USING THE VACUUM GAUGE TO DETERMINE VACUUM
When requirements state a specified vacuum for a canned subsistence item, the
end-puncture gauge is normally used (see Figure 2-1). To obtain an accurate vacuum
reading, the following steps of procedure must be observed.
a. Prepare for Testing Vacuum.
(1) Assure that dented or defective cans are not used for testing vacuum.
For example, never select a swollen can.
(2) Measure vacuum at room temperature, which is normally between 70oF
(21oC) and 80oF (27oC).
b. Check the Gauge for Serviceability.
(1) Check for cracks and blockage. Assure that the air entrance is not
blocked with foreign material.
(2) Check the rubber gasket to ensure that it is capable of creating a seal.
Assure that the gasket is flexible, free of breaks, and has a smooth, clear contact
surface. A cracked or damaged rubber gasket will allow air leakage.
(3) Blow into the gauge. The needle should move to the right. The gauge
should read "0" when viewed as shown in Figure 2-1.
Prepare the Can for Puncture.
(1) Strike the manufacturer's end of the can on a flat surface in order to
compact the product.
(2) Place the can on a slanted surface to allow for optimal head-space. The
can should be positioned on the slanted surface in such a way that the optimal space is
in the area of the side seam and the manufacturer's end of the can.
d. Puncture the Can.
(1) Enter the can as close to the upper edge as possible (see Figure 2-3).
Puncture the can on the manufacturer's end as close to the edge of the can as possible,
in the area of the side seam, without entering the countersink.
(2) Push the point only far enough to pierce the metal. Pushing too far may

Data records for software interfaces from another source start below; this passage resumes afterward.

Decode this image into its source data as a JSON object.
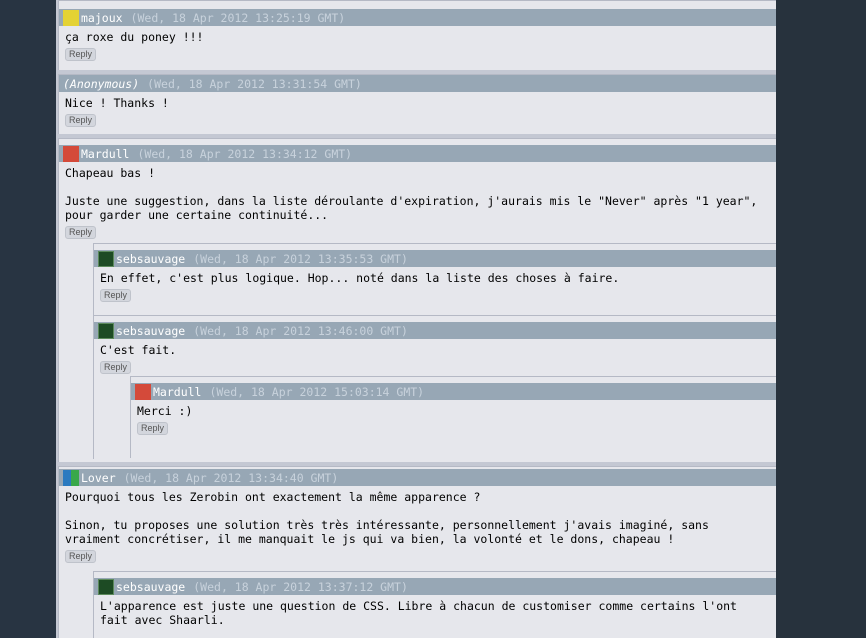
{
  "reply_label": "Reply",
  "comments": [
    {
      "nick": "majoux",
      "date": "(Wed, 18 Apr 2012 13:25:19 GMT)",
      "lines": [
        "ça roxe du poney !!!"
      ]
    },
    {
      "nick": "(Anonymous)",
      "date": "(Wed, 18 Apr 2012 13:31:54 GMT)",
      "lines": [
        "Nice ! Thanks !"
      ]
    },
    {
      "nick": "Mardull",
      "date": "(Wed, 18 Apr 2012 13:34:12 GMT)",
      "lines": [
        "Chapeau bas !",
        "",
        "Juste une suggestion, dans la liste déroulante d'expiration, j'aurais mis le \"Never\" après \"1 year\",",
        "pour garder une certaine continuité..."
      ]
    },
    {
      "nick": "sebsauvage",
      "date": "(Wed, 18 Apr 2012 13:35:53 GMT)",
      "lines": [
        "En effet, c'est plus logique. Hop... noté dans la liste des choses à faire."
      ]
    },
    {
      "nick": "sebsauvage",
      "date": "(Wed, 18 Apr 2012 13:46:00 GMT)",
      "lines": [
        "C'est fait."
      ]
    },
    {
      "nick": "Mardull",
      "date": "(Wed, 18 Apr 2012 15:03:14 GMT)",
      "lines": [
        "Merci :)"
      ]
    },
    {
      "nick": "Lover",
      "date": "(Wed, 18 Apr 2012 13:34:40 GMT)",
      "lines": [
        "Pourquoi tous les Zerobin ont exactement la même apparence ?",
        "",
        "Sinon, tu proposes une solution très très intéressante, personnellement j'avais imaginé, sans",
        "vraiment concrétiser, il me manquait le js qui va bien, la volonté et le dons, chapeau !"
      ]
    },
    {
      "nick": "sebsauvage",
      "date": "(Wed, 18 Apr 2012 13:37:12 GMT)",
      "lines": [
        "L'apparence est juste une question de CSS. Libre à chacun de customiser comme certains l'ont",
        "fait avec Shaarli."
      ]
    }
  ]
}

allow the gauge to penetrate the product. This will plug the gauge and prevent an
(3) Hold the gauge down to prevent a vacuum leak.